RECORDS TO USE:
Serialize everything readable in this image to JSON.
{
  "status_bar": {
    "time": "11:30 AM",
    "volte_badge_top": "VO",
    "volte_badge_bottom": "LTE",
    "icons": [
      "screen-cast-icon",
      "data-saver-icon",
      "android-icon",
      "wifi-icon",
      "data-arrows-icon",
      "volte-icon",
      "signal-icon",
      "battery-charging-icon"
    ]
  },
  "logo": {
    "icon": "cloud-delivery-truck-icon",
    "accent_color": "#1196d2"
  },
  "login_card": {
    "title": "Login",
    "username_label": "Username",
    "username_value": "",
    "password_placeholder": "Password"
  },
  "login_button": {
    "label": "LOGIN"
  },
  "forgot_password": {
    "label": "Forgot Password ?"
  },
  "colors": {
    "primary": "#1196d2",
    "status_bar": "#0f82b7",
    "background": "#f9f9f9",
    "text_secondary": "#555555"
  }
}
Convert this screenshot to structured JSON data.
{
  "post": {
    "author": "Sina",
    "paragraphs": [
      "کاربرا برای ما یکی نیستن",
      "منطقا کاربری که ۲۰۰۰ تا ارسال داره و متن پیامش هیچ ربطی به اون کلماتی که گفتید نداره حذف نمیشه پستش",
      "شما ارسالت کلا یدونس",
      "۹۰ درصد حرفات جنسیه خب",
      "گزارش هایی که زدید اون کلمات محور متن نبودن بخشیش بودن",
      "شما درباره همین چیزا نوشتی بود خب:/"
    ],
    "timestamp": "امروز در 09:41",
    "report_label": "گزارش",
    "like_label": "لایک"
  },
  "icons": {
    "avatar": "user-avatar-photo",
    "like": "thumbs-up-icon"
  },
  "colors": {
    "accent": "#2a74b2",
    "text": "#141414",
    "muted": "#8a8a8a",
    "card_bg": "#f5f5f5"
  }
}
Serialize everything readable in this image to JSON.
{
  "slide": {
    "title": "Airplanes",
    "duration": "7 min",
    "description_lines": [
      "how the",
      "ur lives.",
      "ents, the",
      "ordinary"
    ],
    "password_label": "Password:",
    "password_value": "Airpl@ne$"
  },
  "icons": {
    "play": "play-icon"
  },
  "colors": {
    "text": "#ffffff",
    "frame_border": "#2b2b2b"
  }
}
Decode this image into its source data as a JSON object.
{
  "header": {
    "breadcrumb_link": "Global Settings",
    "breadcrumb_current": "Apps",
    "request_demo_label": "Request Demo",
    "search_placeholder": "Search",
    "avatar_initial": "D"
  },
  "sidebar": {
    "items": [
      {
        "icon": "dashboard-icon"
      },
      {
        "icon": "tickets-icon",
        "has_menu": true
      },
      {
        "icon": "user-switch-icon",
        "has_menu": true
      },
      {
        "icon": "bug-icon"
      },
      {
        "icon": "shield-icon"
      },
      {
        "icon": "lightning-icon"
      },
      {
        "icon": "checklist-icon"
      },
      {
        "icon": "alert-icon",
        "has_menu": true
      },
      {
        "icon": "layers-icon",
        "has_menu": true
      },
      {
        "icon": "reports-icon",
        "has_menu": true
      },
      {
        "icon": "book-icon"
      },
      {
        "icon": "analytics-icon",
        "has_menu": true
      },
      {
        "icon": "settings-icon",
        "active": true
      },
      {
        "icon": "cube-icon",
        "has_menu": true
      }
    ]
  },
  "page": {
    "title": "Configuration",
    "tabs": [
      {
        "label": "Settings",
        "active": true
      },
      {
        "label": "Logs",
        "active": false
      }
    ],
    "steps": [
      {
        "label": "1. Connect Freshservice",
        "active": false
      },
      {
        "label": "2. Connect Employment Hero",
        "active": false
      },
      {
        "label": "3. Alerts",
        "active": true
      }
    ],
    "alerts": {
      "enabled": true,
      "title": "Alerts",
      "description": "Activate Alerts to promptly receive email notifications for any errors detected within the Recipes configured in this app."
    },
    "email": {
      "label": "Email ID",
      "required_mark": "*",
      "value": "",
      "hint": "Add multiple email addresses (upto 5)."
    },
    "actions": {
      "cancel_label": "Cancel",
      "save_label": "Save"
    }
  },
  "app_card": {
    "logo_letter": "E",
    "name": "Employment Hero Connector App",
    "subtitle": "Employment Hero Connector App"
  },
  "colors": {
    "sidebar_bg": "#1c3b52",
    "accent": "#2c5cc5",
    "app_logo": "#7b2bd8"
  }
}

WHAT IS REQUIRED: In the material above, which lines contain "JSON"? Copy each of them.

WRITTEN ANSWER:
Serialize everything readable in this image to JSON.
Convert this screenshot to structured JSON data.
Serialize everything readable in this image to JSON.
Decode this image into its source data as a JSON object.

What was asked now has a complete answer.